Following on from our previous blog based on creating the perfect CV for marketing jobs, now I’m turning my attention to the information technology (IT) industry.
Unlike other areas we cover, IT requires a very different approach when putting together your application.
To help make this easier for you, here are some key points you must address to ensure you don’t end up on the reject pile.
Arguably one of the most important elements to remember when applying for multiple IT jobs at the same time is to customise your covering letter and CV.
Once you’ve got the right template, simply tweak it to match the needs of the recruiter or hiring manager.
Business manager at Computer Futures, Emily Heap, said to Jobsite:
“I would say there are more boxes to tick in IT”.
“The technology is what makes the difference in the sector. You can be tested technically, which means your skills levels can be easily measured during the recruitment process.”
While keywords are important in most industries, IT is a completely different kettle of fish.
Recruiters use it as a staple to measure competencies and cultural fit, so you need to look at the job spec and include certain words in your CV.
However, don’t make the mistake of shoehorning them in at every given stage, as this could impact its clarity and the way it’s structured.
Make your skills stand out
You can even go one step further with your keywords/skills and highlight them in bold.
While it might look a bit like a sales piece, it’s actually an easy way for skim readers to instantly recognise your wealth of experience and knowledge.
This can include qualifications, industry certifications and achievements.
Describe your technical skills
IT jobs require a lot of brainpower, so you need to showcase these qualities in a certain way.
For example, simply listing qualifications and certifications simply won’t suffice.
Ideally, you should describe your technical skills and how they were implemented on a day-to-day basis.
It’s worth thinking about including example projects you have worked on too, as it adds an extra sense of credibility.
You may want to highlight how you worked with or managed a team, plus what areas you were responsible for.
And as IT evolves at such a dramatic rate, including a part about how you actively keep up-to-date with the latest trends in your intro paragraph will let an employer or recruiter know that you’re willing to develop your skills off your own back as well.
Don’t sound like a robot
Tone and language is everything in a CV.
You can tell how literate a candidate is, whether they take pride in their work and if they are enthusiastic about the industry.
As well as spicing up the words you use and how you address the reader, the subject of the content is also important too.
For instance, if you talk about your passion for video games in your personal interest, this might not resonate with a business who wants a sociable, team player for their IT department.
Undertaking personal development is a pretty good way of looking positive too.
Self-improvement demonstrates a hard work ethic and convinces employers that you’re the kind of person who benefits from career development and training programmes.
So, don’t be afraid of listing your hobbies and self-development courses you have taken in the personal interests section.
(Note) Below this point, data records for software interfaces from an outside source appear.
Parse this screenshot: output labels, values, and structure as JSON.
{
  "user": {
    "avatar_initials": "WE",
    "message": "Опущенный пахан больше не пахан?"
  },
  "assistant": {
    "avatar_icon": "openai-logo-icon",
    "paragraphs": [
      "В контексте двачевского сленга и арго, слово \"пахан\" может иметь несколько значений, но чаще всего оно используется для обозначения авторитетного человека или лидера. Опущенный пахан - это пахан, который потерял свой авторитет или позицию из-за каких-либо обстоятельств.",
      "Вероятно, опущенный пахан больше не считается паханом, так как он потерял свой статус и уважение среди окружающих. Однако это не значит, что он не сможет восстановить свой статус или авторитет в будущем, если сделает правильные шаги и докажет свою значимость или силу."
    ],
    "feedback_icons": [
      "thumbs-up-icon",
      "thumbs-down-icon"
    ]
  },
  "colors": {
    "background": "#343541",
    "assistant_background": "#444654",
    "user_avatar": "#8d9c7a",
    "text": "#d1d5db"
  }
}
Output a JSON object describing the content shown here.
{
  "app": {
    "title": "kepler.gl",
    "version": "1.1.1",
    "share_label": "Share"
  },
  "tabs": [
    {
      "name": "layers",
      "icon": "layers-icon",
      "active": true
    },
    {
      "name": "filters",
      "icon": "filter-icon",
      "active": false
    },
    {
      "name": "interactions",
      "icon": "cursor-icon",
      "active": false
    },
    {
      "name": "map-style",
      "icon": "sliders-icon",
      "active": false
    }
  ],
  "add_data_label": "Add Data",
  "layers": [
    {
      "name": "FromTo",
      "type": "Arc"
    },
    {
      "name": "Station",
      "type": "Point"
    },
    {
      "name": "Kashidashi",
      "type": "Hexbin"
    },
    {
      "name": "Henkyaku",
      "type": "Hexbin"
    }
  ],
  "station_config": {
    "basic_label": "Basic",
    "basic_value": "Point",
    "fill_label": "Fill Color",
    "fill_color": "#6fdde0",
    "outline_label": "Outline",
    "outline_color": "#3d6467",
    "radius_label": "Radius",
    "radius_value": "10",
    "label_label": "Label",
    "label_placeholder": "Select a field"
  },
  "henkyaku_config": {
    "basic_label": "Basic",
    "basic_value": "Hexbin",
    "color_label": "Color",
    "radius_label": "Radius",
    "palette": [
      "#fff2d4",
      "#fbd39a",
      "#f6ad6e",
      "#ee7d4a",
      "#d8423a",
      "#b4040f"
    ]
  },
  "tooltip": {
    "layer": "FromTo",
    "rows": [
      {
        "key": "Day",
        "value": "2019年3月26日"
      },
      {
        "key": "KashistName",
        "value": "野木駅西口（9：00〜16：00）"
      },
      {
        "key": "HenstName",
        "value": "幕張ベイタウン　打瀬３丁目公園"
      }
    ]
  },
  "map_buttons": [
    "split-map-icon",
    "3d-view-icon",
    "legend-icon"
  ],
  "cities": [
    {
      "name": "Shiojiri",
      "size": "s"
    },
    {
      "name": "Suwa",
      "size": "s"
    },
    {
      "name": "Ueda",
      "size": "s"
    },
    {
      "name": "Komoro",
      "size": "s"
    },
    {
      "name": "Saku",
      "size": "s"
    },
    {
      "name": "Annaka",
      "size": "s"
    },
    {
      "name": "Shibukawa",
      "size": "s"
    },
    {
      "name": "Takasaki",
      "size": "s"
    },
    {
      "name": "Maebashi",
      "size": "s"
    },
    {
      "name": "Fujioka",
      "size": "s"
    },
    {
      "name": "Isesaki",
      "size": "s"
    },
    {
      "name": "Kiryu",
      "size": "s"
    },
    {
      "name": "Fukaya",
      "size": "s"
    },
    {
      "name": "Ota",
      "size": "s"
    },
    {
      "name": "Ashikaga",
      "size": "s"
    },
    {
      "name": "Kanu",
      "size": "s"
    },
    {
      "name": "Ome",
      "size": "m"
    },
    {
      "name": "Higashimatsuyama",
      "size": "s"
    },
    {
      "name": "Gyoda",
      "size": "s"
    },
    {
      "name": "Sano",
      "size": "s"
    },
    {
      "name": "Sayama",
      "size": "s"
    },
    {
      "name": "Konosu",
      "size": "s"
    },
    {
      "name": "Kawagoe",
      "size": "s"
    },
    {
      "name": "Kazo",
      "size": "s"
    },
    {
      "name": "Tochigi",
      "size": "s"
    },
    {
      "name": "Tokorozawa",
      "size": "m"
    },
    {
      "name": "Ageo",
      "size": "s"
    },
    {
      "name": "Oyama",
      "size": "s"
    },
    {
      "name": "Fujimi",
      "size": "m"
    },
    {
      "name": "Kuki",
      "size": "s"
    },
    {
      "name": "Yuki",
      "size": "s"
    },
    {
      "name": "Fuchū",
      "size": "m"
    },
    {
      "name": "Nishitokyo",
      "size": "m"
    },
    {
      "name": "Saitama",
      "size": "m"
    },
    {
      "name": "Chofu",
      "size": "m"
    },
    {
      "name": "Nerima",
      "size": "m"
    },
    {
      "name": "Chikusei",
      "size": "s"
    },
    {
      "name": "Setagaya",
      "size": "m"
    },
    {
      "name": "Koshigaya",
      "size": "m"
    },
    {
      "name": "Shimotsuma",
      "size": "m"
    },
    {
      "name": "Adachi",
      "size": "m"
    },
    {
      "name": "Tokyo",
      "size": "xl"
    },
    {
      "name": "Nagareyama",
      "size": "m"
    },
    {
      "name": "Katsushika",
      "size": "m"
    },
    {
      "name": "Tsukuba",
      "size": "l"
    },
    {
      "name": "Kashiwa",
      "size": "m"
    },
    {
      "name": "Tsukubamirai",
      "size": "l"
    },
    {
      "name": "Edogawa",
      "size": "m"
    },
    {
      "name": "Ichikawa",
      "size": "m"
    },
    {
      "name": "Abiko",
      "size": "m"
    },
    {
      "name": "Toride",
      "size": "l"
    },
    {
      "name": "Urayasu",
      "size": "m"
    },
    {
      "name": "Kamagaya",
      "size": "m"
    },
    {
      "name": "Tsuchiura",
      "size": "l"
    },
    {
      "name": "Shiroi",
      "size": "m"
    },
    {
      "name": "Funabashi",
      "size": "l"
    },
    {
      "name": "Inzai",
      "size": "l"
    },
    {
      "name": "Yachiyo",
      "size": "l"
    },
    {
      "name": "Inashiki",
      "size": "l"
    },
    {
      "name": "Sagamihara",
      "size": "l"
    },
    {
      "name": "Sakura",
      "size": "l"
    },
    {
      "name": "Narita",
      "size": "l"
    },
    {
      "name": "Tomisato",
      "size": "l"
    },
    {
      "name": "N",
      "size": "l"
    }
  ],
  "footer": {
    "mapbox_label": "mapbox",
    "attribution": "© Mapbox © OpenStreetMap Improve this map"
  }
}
Remember the soft skills
If you think all IT departments are hidden away like the IT Crowd TV series, think again!
While technical skills are undoubtedly the most important in an IT professional’s CV, don’t underestimate the power of soft skills.
Many businesses, organisations and agencies need their IT professionals to effectively communicate with clients and co-workers nowadays to help maintain relationships.
In fact, sometimes they’re required to talk to customers or clients through certain technical issues.
Never say never
If you look at a job spec and notice that you haven’t got every single technical skill or experience required, don’t throw in the towel.
As long as you have roughly 70% of what’s listed, employers and recruiters are usually willing to be flexible.
If the position is truly standing out to you and you’re willing to demonstrate your commitment, this will make up the handful of skills or experience you need.
And remember, even if you aren’t offered one particular job, applying and giving recruiters details of specific examples of technical projects may lead to other opportunities.
Pro recruiter top tip
A lack of skills and/or experience doesn’t have to be a negative. Turn this misconception around by learning how to effectively promote yourself.
- Move quickly – don’t hang about to apply, do it on the day it’s posted and it’ll show that you’re eager.
- Work on your personal pitch – whether you’re putting together your customised cover letter or attending an interview, learn how to successfully promote yourself by highlighting your strengths.
- Include testimonials – don’t wait for the employer or recruiter to ask for personal recommendations, give them a list of lovely testimonials to give your application more oomph!
You can read more about this in our previous blog: ‘4 Steps to Successfully Promote Yourself’.
Overall, the idea of creating a CV for an IT job is to really emphasise your technical skills and avoid the mistake of sounding like a robot.
Don’t be afraid to inject a bit of personality in it and showcase the real you – after all, if you’re going to work with the business on a daily basis, they need someone who is willing to have fun and be a part of the team.
For more tips on how to ‘Shift’ your CV up a couple of notches, you may find this useful: ‘CV Writing Checklist: 11 Steps to a Brilliant CV’.